Materials and Tools

  • 3/4″ “select grade” plywood
  • High density foam (2″-3″ thick)
  • Batting (see below to measure quantity)
  • Fabric (see below to measure quantity)
  • 3/4″ staples
  • 1 set of heavy duty “d” rings (for either end of the headboard)
  • 3/4″ nails or screws
  • Tape measure
  • Electronic stud finder (optional)

Step 1

Determine the width of your headboard. Start by measuring the width of your mattress; then add two inches to either side. (Once you have your duvet on your bed it appears wider, so you want your headboard to cover this width.) For example, a queen mattress width is 60″, so your finished headboard width should be 64″. (Remember the old adage: measure twice, cut once. Ensure your measurements are accurate before cutting any materials.)

Step 2

Determine the height of the headboard: on average, between 28″ and 36″ tall. You can give the illusion that the finished headboard is slightly taller or shorter by adjusting how high or low you hang it on the wall.

Step 3

Once you have the height and width dimensions, head to a home improvement store. Have them select a piece of 3/4″ “select grade” plywood and have it cut to your dimensions. (MDF is not suitable, as heat will will warp it over time.) Select-grade plywood is clean and smooth on at least one side. The smooth side will face the wall.

Step 4

At a fabric supply store, purchase a piece of high-density foam at least 2″-3″ thick. This should be cut to the exact finished size of your headboard. You can expect to pay $80 to $100 for good-quality foam, which is worth investing in because it’s plush to lean against. Also, purchase enough batting and fabric to cover the surface area of your headboard, plus add 8″ on both the width and height. This will ensure you have enough batting and fabric to wrap the headboard. So, for a 64″ x 36″ headboard you’ll need enough batting and fabric to cover a 72″ x 42″ surface. (Keep in mind fabric is generally 54″. So, if you choose a fabric with a pattern, you will have to seam the fabric together into pieces to get the overall desired width. A better choice might be to go with a solid fabric or one with an overall pattern that has no particular direction. I chose a white vinyl fabric that has the look of tufted leather.)

Step 5

On a flat, clean surface, lay down the fabric with the “right side” facing down. Lay the cotton batting on top of the fabric. Lay the foam down onto the centre of the batting, and then the plywood (smooth side up) on top of that.

Step 6

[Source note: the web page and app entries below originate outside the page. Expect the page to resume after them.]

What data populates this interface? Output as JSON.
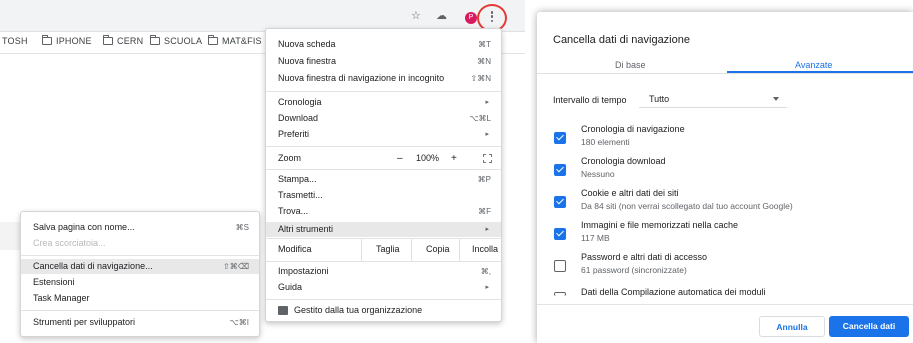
{
  "browser": {
    "avatar_letter": "P",
    "bookmarks": [
      "TOSH",
      "IPHONE",
      "CERN",
      "SCUOLA",
      "MAT&FIS"
    ],
    "toolbar_icons": [
      "star-icon",
      "extension-icon",
      "avatar",
      "more-vert-icon"
    ],
    "highlight_color": "#e53935"
  },
  "main_menu": {
    "new_tab": "Nuova scheda",
    "new_tab_sc": "⌘T",
    "new_window": "Nuova finestra",
    "new_window_sc": "⌘N",
    "incognito": "Nuova finestra di navigazione in incognito",
    "incognito_sc": "⇧⌘N",
    "history": "Cronologia",
    "downloads": "Download",
    "downloads_sc": "⌥⌘L",
    "bookmarks": "Preferiti",
    "zoom": "Zoom",
    "zoom_minus": "–",
    "zoom_value": "100%",
    "zoom_plus": "+",
    "print": "Stampa...",
    "print_sc": "⌘P",
    "cast": "Trasmetti...",
    "find": "Trova...",
    "find_sc": "⌘F",
    "more_tools": "Altri strumenti",
    "edit": "Modifica",
    "cut": "Taglia",
    "copy": "Copia",
    "paste": "Incolla",
    "settings": "Impostazioni",
    "settings_sc": "⌘,",
    "help": "Guida",
    "managed": "Gestito dalla tua organizzazione"
  },
  "sub_menu": {
    "save_page": "Salva pagina con nome...",
    "save_page_sc": "⌘S",
    "create_shortcut": "Crea scorciatoia...",
    "clear_data": "Cancella dati di navigazione...",
    "clear_data_sc": "⇧⌘⌫",
    "extensions": "Estensioni",
    "task_manager": "Task Manager",
    "dev_tools": "Strumenti per sviluppatori",
    "dev_tools_sc": "⌥⌘I"
  },
  "dialog": {
    "title": "Cancella dati di navigazione",
    "tab_basic": "Di base",
    "tab_advanced": "Avanzate",
    "time_range_label": "Intervallo di tempo",
    "time_range_value": "Tutto",
    "options": [
      {
        "title": "Cronologia di navigazione",
        "sub": "180 elementi",
        "checked": true
      },
      {
        "title": "Cronologia download",
        "sub": "Nessuno",
        "checked": true
      },
      {
        "title": "Cookie e altri dati dei siti",
        "sub": "Da 84 siti (non verrai scollegato dal tuo account Google)",
        "checked": true
      },
      {
        "title": "Immagini e file memorizzati nella cache",
        "sub": "117 MB",
        "checked": true
      },
      {
        "title": "Password e altri dati di accesso",
        "sub": "61 password (sincronizzate)",
        "checked": false
      },
      {
        "title": "Dati della Compilazione automatica dei moduli",
        "sub": "",
        "checked": false
      }
    ],
    "cancel_label": "Annulla",
    "confirm_label": "Cancella dati",
    "accent_color": "#1a73e8"
  }
}
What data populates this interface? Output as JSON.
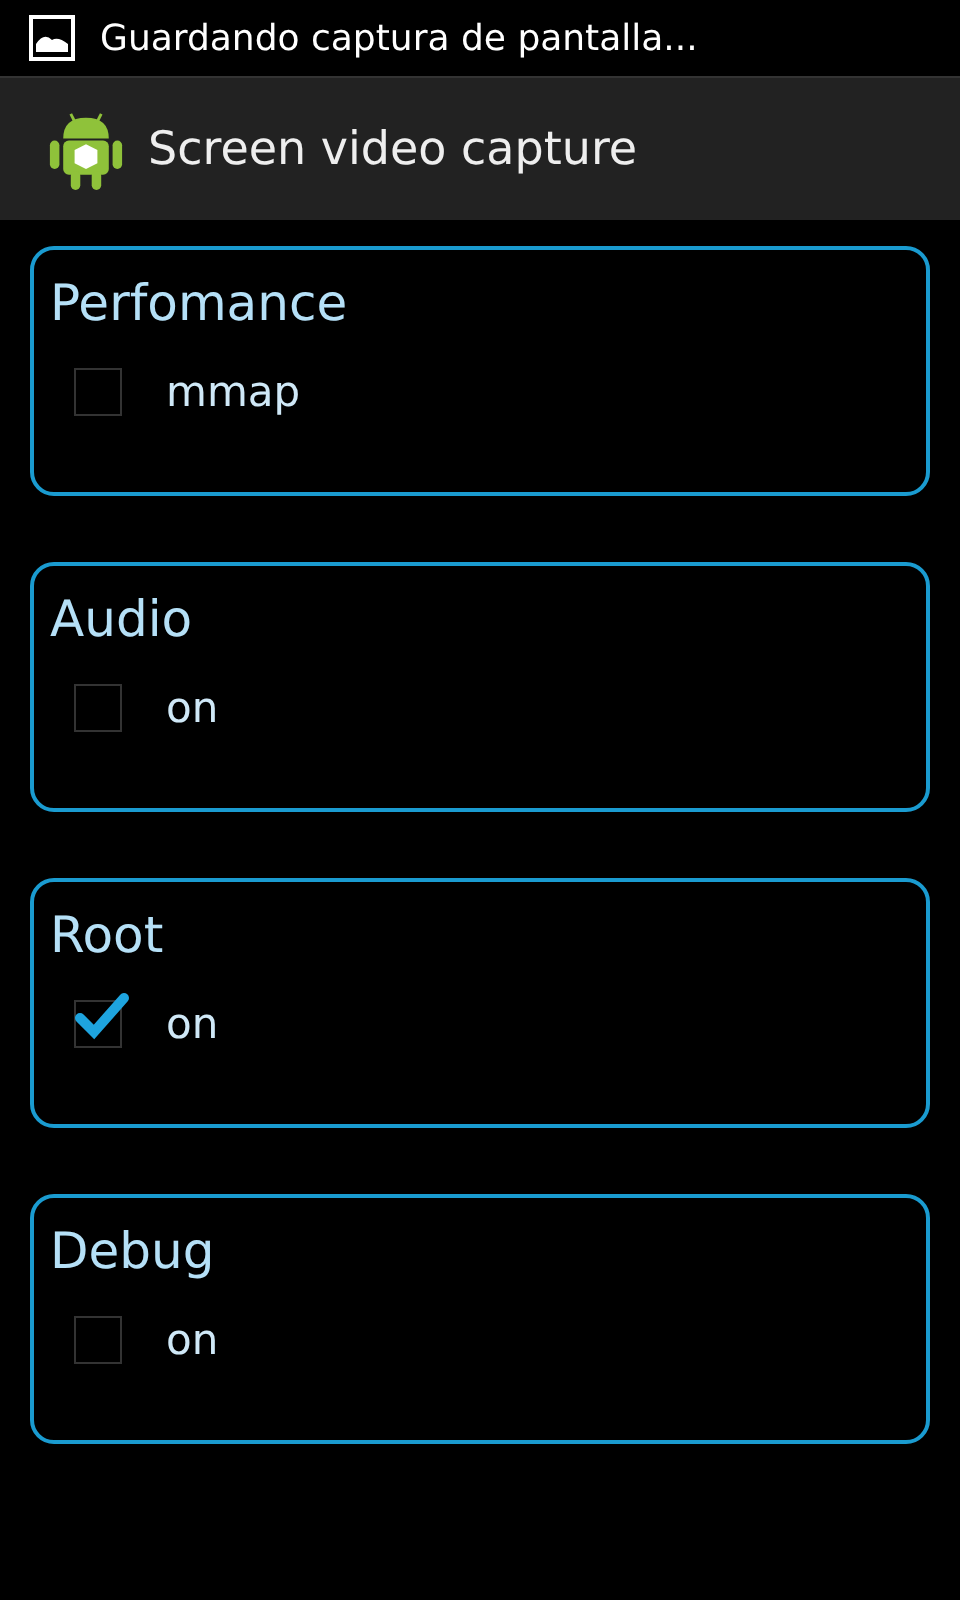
{
  "status_bar": {
    "notification": "Guardando captura de pantalla..."
  },
  "action_bar": {
    "title": "Screen video capture"
  },
  "sections": [
    {
      "title": "Perfomance",
      "option": {
        "label": "mmap",
        "checked": false
      }
    },
    {
      "title": "Audio",
      "option": {
        "label": "on",
        "checked": false
      }
    },
    {
      "title": "Root",
      "option": {
        "label": "on",
        "checked": true
      }
    },
    {
      "title": "Debug",
      "option": {
        "label": "on",
        "checked": false
      }
    }
  ]
}
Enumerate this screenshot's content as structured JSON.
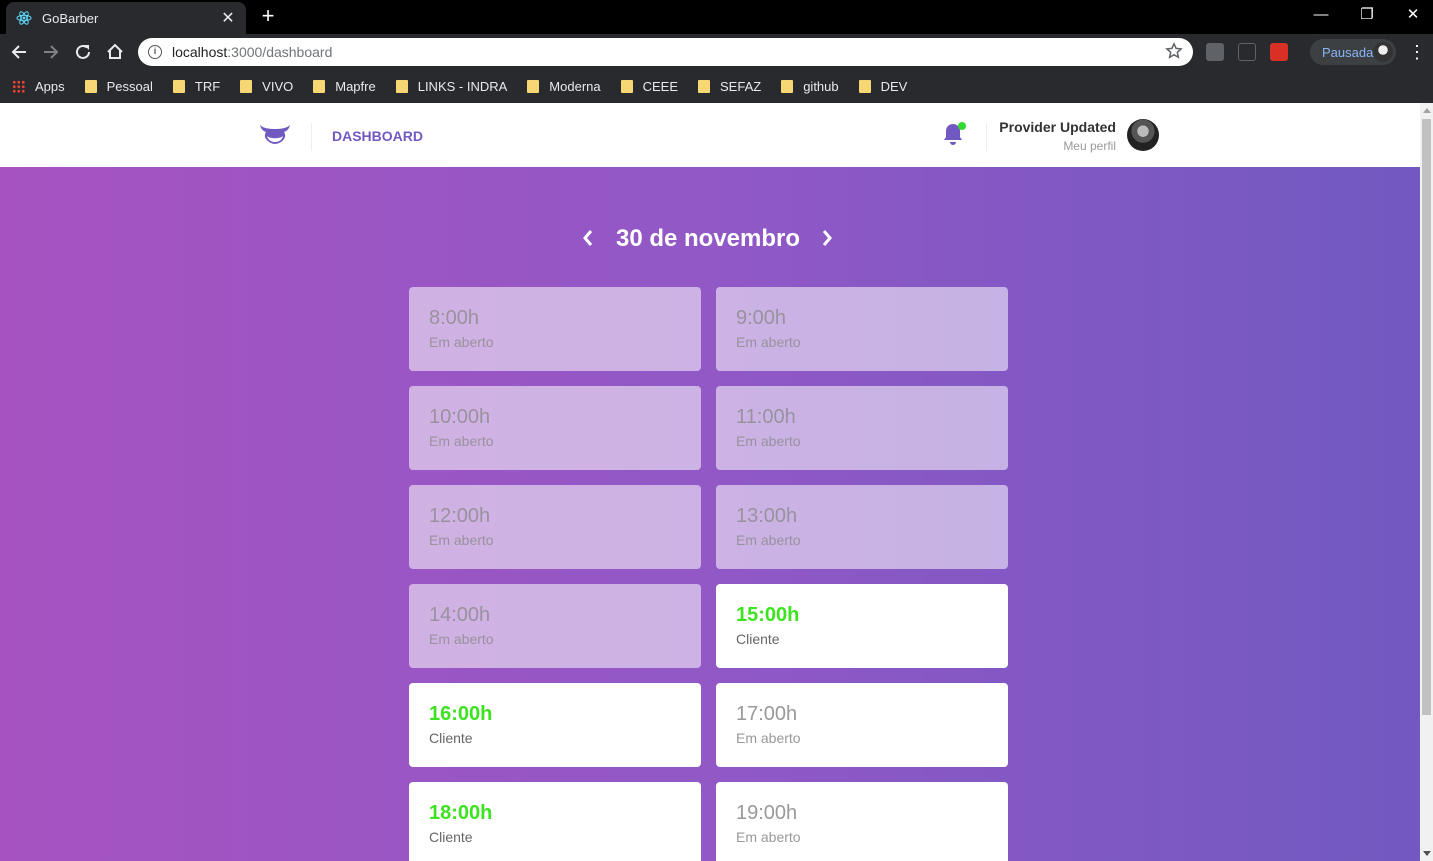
{
  "browser": {
    "tab_title": "GoBarber",
    "url_host": "localhost",
    "url_path": ":3000/dashboard",
    "profile_label": "Pausada",
    "bookmarks": [
      "Apps",
      "Pessoal",
      "TRF",
      "VIVO",
      "Mapfre",
      "LINKS - INDRA",
      "Moderna",
      "CEEE",
      "SEFAZ",
      "github",
      "DEV"
    ]
  },
  "header": {
    "nav_label": "DASHBOARD",
    "user_name": "Provider Updated",
    "profile_link": "Meu perfil",
    "notification_dot_color": "#32d932"
  },
  "schedule": {
    "date": "30 de novembro",
    "slots": [
      {
        "time": "8:00h",
        "label": "Em aberto",
        "status": "past"
      },
      {
        "time": "9:00h",
        "label": "Em aberto",
        "status": "past"
      },
      {
        "time": "10:00h",
        "label": "Em aberto",
        "status": "past"
      },
      {
        "time": "11:00h",
        "label": "Em aberto",
        "status": "past"
      },
      {
        "time": "12:00h",
        "label": "Em aberto",
        "status": "past"
      },
      {
        "time": "13:00h",
        "label": "Em aberto",
        "status": "past"
      },
      {
        "time": "14:00h",
        "label": "Em aberto",
        "status": "past"
      },
      {
        "time": "15:00h",
        "label": "Cliente",
        "status": "booked"
      },
      {
        "time": "16:00h",
        "label": "Cliente",
        "status": "booked"
      },
      {
        "time": "17:00h",
        "label": "Em aberto",
        "status": "available"
      },
      {
        "time": "18:00h",
        "label": "Cliente",
        "status": "booked"
      },
      {
        "time": "19:00h",
        "label": "Em aberto",
        "status": "available"
      }
    ]
  },
  "colors": {
    "brand": "#7159c1",
    "booked_time": "#3ce41f",
    "gradient_start": "#a653c1",
    "gradient_end": "#7159c1"
  }
}
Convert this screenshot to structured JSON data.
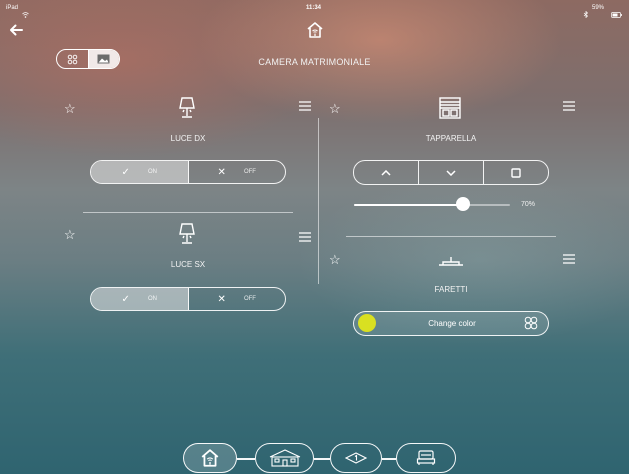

Begin wrapping the fabric and batting over the foam and plywood as you would wrap a gift. Pull the fabric so it is taut, and staple the fabric and batting together onto the plywood, starting at the sides (three and nine positions if it were a clock.) Continue stapling at the top and bottom, and then at 1″ intervals until the entire frame is done. The corners can be cut back and folded so that they form a neat, tucked in edge. (This may take some practice.)

Step 7

Determine the spacing of the studs within the wall where you will hang the headboard. (You can use an electronic stud finder tool for this or tap on the wall.) Installing your hanging hardware into these studs will ensure the stability and safety of the headboard. Install nails or screws into the studs. Then, attach the “d” ring hanging hardware onto the back of the headboard according to measurement of the studs and hanging nails or screws. Once the set of d rings are installed, you can hang your headboard.

Visit her website to see more of Sabrina Linn‘s style and pillow collections.

Author: Sabrina Linn

Sabrina Linn